**The problem:**
Lines with "技術の購入": pull these out of the listing below.

**Provided data:**
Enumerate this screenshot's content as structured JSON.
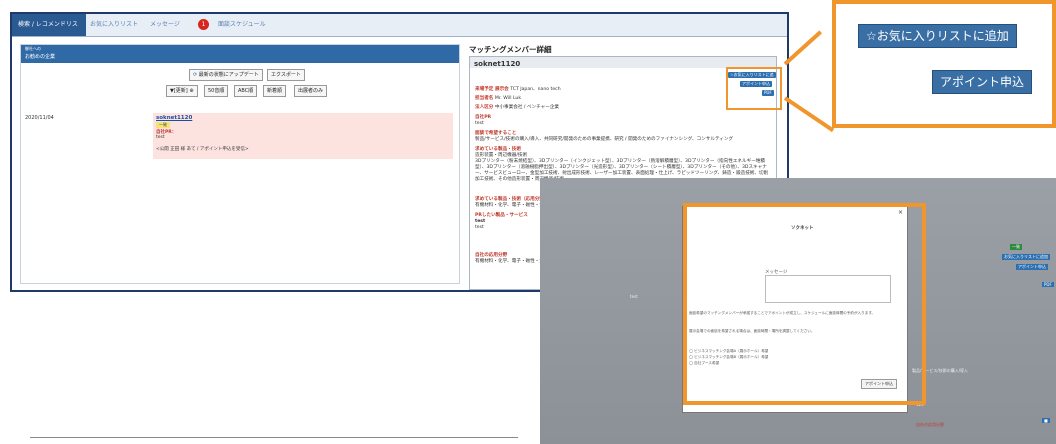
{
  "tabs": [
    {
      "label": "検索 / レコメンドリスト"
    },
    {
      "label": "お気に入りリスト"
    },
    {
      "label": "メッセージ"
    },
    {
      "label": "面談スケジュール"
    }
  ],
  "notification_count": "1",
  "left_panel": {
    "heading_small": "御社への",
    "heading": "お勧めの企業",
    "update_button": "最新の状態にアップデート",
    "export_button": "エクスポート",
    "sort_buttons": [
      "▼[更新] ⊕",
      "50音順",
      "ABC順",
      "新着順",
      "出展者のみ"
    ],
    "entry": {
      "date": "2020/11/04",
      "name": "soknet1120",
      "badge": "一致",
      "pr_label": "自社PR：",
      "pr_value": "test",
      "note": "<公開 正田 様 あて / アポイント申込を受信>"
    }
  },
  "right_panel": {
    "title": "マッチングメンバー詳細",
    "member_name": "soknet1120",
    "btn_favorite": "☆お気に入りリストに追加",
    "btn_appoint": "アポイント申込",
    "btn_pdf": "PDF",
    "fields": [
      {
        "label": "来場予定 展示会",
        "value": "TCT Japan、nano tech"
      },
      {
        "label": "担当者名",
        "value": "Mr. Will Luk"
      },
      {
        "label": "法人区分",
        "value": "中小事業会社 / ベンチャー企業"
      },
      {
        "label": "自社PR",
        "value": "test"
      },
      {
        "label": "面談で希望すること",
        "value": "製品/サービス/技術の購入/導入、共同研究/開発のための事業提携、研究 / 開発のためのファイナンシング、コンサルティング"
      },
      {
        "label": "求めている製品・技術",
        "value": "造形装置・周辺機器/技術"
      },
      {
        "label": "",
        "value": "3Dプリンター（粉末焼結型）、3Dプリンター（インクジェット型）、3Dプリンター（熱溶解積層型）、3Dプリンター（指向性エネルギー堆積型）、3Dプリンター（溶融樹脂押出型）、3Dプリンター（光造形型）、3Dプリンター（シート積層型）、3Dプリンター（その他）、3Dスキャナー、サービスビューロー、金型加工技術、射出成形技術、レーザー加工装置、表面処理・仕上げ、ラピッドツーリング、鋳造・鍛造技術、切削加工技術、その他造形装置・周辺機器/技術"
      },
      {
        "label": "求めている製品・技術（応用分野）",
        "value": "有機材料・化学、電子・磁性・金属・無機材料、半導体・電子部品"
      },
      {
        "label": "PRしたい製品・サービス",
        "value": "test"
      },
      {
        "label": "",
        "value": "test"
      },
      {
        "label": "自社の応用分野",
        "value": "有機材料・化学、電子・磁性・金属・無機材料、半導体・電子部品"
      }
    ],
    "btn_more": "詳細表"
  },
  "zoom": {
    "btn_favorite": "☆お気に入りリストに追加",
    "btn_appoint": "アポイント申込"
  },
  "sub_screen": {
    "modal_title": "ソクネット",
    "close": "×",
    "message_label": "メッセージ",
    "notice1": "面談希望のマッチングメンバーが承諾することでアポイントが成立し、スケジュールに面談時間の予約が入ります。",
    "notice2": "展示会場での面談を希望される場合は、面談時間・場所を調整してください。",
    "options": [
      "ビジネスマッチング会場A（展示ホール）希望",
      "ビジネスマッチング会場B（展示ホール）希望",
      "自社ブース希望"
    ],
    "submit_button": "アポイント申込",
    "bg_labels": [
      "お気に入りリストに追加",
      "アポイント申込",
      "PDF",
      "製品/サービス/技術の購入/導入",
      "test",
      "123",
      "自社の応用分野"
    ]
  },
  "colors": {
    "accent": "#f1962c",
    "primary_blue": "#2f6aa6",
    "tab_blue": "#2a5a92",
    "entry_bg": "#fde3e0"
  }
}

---

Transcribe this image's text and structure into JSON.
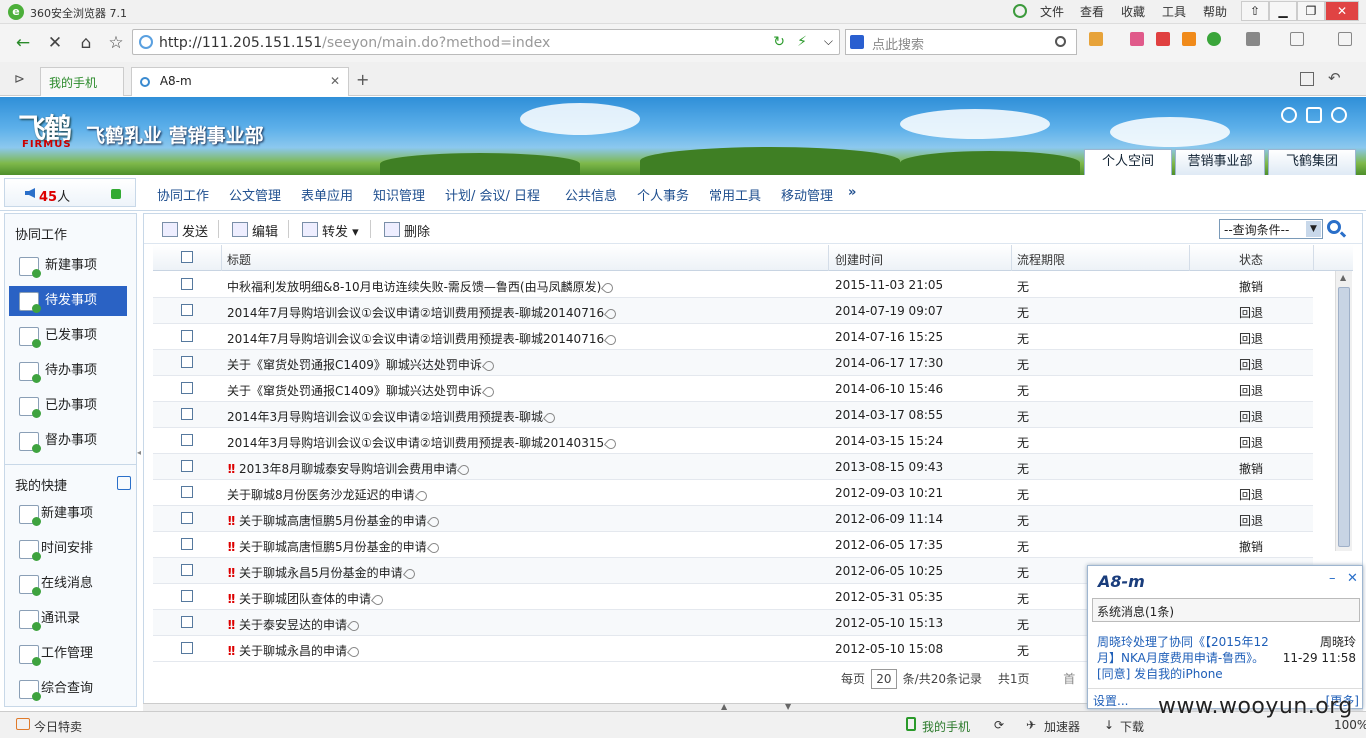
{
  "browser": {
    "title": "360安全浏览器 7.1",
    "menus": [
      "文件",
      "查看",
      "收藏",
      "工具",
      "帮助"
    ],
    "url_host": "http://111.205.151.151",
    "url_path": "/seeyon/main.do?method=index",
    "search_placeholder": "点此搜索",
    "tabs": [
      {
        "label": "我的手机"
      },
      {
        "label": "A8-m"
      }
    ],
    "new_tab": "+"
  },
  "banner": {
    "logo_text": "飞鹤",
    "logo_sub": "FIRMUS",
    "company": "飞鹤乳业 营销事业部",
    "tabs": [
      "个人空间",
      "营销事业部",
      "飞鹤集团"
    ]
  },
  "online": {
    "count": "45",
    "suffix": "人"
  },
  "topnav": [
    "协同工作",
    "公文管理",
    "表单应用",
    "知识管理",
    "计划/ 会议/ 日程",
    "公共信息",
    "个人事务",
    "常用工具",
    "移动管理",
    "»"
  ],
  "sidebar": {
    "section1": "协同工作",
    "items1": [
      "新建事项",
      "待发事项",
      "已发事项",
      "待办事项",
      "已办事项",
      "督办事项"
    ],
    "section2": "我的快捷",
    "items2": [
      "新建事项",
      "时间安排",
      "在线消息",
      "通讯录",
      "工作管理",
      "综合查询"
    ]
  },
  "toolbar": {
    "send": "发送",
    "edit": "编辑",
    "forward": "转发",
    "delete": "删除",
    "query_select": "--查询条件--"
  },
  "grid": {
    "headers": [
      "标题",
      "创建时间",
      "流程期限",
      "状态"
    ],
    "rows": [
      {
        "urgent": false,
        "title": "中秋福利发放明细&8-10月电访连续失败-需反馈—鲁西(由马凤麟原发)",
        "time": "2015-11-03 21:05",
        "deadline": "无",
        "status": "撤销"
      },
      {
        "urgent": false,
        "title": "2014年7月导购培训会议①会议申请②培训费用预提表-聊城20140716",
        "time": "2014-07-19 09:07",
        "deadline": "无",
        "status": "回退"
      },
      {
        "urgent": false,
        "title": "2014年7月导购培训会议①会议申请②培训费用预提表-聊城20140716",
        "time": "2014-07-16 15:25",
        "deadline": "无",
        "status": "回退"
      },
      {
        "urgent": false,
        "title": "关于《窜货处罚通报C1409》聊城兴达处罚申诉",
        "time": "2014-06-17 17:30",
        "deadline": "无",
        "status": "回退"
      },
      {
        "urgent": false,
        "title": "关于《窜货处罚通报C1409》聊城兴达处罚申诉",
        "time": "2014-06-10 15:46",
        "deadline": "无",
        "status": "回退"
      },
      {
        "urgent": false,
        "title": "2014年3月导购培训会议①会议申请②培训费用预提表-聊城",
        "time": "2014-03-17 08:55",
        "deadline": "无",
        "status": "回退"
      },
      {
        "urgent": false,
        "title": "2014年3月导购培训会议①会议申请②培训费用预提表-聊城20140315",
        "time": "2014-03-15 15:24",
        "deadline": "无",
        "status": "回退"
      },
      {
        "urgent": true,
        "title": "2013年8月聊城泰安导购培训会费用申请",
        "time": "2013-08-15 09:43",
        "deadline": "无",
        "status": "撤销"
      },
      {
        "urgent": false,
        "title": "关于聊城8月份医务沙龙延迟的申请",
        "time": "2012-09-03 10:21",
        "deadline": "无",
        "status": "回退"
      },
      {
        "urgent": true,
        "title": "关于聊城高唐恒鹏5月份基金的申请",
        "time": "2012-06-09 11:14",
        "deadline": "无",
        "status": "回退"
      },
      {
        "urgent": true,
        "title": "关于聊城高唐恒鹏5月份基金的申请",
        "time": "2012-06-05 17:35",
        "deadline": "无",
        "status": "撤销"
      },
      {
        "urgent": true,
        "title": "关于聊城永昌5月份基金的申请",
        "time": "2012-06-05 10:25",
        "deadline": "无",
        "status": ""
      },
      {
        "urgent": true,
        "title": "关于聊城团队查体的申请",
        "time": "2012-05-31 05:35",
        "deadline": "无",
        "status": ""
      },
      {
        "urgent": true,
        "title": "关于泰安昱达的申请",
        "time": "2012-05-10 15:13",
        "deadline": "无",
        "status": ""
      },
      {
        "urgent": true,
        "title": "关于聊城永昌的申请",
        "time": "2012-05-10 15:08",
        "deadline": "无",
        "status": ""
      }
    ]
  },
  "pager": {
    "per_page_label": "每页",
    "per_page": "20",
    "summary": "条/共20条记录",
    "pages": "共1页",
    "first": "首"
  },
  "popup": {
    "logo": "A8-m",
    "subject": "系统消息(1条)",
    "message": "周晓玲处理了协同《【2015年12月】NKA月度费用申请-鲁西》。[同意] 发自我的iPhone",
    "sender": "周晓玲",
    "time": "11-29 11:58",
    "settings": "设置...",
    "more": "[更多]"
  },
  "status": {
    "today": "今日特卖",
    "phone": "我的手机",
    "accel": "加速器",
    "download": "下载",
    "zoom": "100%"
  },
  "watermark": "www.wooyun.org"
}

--

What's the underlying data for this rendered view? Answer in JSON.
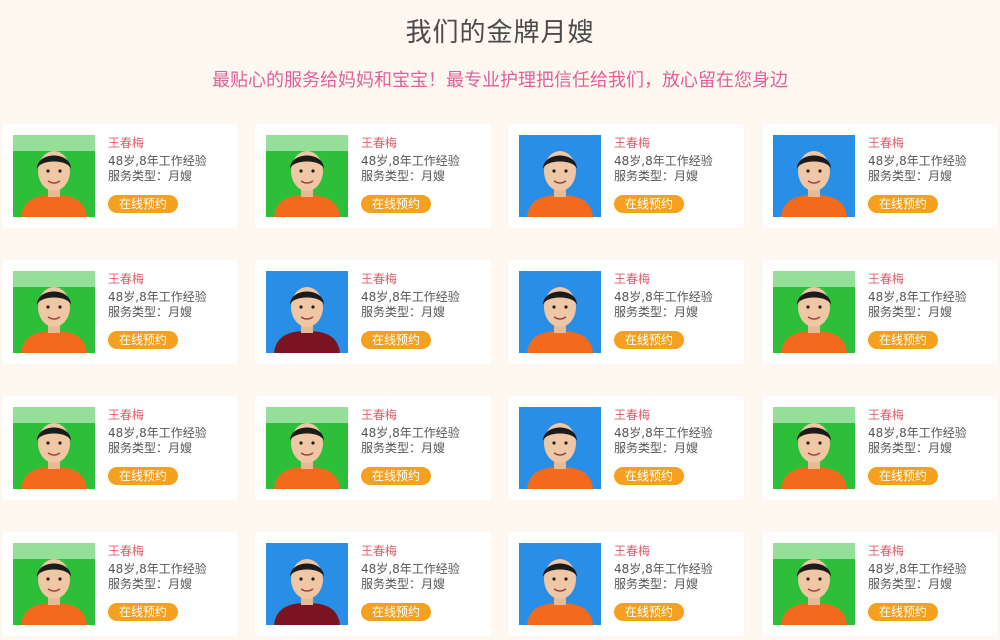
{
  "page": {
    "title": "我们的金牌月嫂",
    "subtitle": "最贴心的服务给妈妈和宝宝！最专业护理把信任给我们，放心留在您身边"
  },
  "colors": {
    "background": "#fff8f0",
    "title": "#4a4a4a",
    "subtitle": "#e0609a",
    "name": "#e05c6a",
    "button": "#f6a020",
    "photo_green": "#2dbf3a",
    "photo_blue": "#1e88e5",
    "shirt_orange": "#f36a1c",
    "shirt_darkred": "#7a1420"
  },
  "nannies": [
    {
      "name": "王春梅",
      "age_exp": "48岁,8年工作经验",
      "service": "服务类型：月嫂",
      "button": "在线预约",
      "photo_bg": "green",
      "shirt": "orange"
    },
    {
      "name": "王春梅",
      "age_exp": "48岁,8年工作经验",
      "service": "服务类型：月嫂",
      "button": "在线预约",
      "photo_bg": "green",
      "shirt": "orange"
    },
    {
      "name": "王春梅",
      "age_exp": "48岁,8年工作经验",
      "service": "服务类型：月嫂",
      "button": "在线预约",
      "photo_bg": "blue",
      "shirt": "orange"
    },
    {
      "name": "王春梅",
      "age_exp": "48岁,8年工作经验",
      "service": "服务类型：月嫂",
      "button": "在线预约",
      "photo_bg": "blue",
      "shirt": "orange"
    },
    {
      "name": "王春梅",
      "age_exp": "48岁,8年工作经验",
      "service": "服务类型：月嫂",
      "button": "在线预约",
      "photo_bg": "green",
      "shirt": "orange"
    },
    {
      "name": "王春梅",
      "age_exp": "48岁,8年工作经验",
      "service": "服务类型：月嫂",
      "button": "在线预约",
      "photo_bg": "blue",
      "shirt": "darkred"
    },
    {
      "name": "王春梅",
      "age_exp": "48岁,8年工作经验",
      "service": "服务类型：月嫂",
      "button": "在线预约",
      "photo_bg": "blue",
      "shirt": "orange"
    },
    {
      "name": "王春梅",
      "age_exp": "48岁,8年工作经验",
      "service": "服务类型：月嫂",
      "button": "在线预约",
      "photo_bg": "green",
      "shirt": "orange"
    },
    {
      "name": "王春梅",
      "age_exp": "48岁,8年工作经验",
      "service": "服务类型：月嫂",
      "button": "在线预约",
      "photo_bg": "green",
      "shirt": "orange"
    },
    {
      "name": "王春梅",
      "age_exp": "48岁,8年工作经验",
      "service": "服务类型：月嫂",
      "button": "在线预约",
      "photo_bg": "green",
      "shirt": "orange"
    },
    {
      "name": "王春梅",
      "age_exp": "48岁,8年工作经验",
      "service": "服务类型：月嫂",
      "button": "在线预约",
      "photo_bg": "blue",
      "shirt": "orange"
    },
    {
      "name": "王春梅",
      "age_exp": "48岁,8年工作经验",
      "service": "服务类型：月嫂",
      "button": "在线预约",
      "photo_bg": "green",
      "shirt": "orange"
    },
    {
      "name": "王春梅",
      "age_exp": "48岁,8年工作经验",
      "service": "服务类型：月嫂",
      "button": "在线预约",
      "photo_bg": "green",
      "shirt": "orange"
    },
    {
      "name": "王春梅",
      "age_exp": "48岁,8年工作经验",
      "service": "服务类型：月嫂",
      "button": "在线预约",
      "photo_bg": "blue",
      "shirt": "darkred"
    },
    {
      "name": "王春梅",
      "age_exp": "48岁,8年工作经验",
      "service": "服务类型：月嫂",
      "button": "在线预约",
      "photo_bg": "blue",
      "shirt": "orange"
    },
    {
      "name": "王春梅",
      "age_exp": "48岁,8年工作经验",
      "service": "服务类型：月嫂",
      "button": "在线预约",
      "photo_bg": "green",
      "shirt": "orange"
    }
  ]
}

**Expected answer:**
        "value": "製品/サービス/技術の購入/導入、共同研究/開発のための事業提携、研究 / 開発のためのファイナンシング、コンサルティング"
      "製品/サービス/技術の購入/導入",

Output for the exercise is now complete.